Tag Archives: Alcibiades

The True Life

Alcibiades and Socrates

By Socrates

An admirable man by the name Alain Badiou has written a remarkable book about a charge brought against me back in 399 B.C. I was charged with two heinous crimes: Atheism and Corrupting the youth. The first of those charges may be more precisely described as a refusal to acknowledge the offical gods of Athens, which I refuted by referring to my numerous discussions on the nature of piety.

The second charge was based, I think, on the need to find someone to blame for the behavior of certain people who caused much trouble for Athens — Alcibiades, for example. He spent much time with me before betraying Athens to the Spartans. My accusers concluded that his betrayal was a result of my teachings. But I don’t teach. I simply ask questions and as a result, people learn for themselves how to examine ideas that are generally accepted without question.

Because I thought that rather than corrupting, I had done service to Athens in helping youth learn how to think, I suggested that my punishment should be free food and accommodation for the rest of my life. The jury of 501 regular Athenians did not take kindly to this suggestion. We all know what happened. The decision was that I should be condemned to death.

So what were young people learning from me? Why did it upset the establishment? Alain Badiou has written a worthy book on this, a summary of which can be read here: Applying Socrates to Politics.

— Socrates

Filed under Articles, Socrates' Meditations

Beauty treatment


By Socrates
Alcibiades once confused the appearance of beauty with real beauty. He was well known for his physical beauty and he surely turned his appearance to his advantage. That was back in Athens. I did my best to help him to see that physical beauty does not guarantee true beauty. I fear my words fell on deaf ears. And it seems that people are still making the same mistake — spending small fortunes on fixing their physical appearance, as if that can make them more beautiful.
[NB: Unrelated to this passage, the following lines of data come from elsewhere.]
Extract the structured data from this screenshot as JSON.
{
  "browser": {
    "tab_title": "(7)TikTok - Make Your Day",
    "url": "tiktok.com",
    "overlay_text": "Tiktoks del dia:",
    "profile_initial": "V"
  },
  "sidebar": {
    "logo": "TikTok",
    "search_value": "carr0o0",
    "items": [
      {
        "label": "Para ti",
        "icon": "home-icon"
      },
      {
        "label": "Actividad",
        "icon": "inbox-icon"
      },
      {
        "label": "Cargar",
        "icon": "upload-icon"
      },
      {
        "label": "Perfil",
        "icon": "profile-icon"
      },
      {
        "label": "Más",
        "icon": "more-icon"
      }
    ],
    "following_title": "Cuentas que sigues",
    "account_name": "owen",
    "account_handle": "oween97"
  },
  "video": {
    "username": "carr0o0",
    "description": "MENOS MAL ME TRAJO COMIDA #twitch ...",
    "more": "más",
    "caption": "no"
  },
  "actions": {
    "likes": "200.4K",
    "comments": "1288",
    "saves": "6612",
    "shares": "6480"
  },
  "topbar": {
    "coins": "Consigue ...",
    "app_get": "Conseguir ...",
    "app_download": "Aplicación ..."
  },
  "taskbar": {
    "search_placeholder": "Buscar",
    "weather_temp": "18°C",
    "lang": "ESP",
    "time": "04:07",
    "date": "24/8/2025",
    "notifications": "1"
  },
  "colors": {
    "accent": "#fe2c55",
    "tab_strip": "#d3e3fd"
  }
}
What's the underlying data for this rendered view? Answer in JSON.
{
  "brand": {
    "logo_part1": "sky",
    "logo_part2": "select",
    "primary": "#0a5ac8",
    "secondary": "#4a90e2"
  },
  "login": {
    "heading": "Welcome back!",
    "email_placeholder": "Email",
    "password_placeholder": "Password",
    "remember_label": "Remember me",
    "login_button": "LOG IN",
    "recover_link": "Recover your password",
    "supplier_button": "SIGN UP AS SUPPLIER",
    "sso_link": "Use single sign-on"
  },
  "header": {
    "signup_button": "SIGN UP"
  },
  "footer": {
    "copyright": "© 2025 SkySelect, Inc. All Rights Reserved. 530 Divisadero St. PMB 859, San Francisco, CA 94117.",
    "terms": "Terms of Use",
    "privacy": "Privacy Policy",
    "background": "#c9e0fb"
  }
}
They are focusing on the wrong thing.

Allow me to present my case in premise / conclusion syllogistic form:

P1. A person has either true beauty or true ugliness

P2. In human affairs, true ugliness is found in doing harm

P3. Having the appearance of beauty does not guarantee the a person will do no harm

C1. Therefore, the appearance of beauty does not guarantee that a person is not truly ugly (from P2, P3)

P4. A just person (i.e. a morally good person) does no harm

C2. Therefore, a just person is not truly ugly (from P2, P4)

C3. Therefore, a just person is truly beautiful (from P1, C2)

C4. Therefore, true beauty is not to be found in in the physical appearance but in moral goodness (from C1, C3)

This, my admirable friends, indicates to me that the path to true beauty is not to be found in adjusting one’s physical appearance through cosmetic enhancements. Rather, the path to true beauty is found in adjusting one’s soul and becoming a morally good and just person.

Now, my readers, you are wise and will no doubt question premise #1. Must it be either / or? Can a person not be partly beautiful and partly ugly? Indeed, this is a worthy question. I have argued elsewhere that a truly just person, and thus a truly beautiful person, does no harm and thus has a total lack of ugliness. However, for clarity we could reword premise #1 to read: A person has either true beauty or true ugliness or a mix of partial beauty and partial ugliness. Conclusion #2 would then be reworded to read: Therefore, a just person is not truly ugly and is not a mix of partial beauty and partial ugliness. The rest of the argument would follow and the conclusion would still be deduced.

My ancient Athenian friends made the mistake of confusing the appearance of beauty with true beauty. It seems that the mistake persists in this twenty first century culture in which I now find myself. By the gods I am committed to helping people see things differently, so I will continue to examine lives and offer reasoned arguments as an alternative to popular thinking.

— Socrates

Filed under Articles, Socrates' Meditations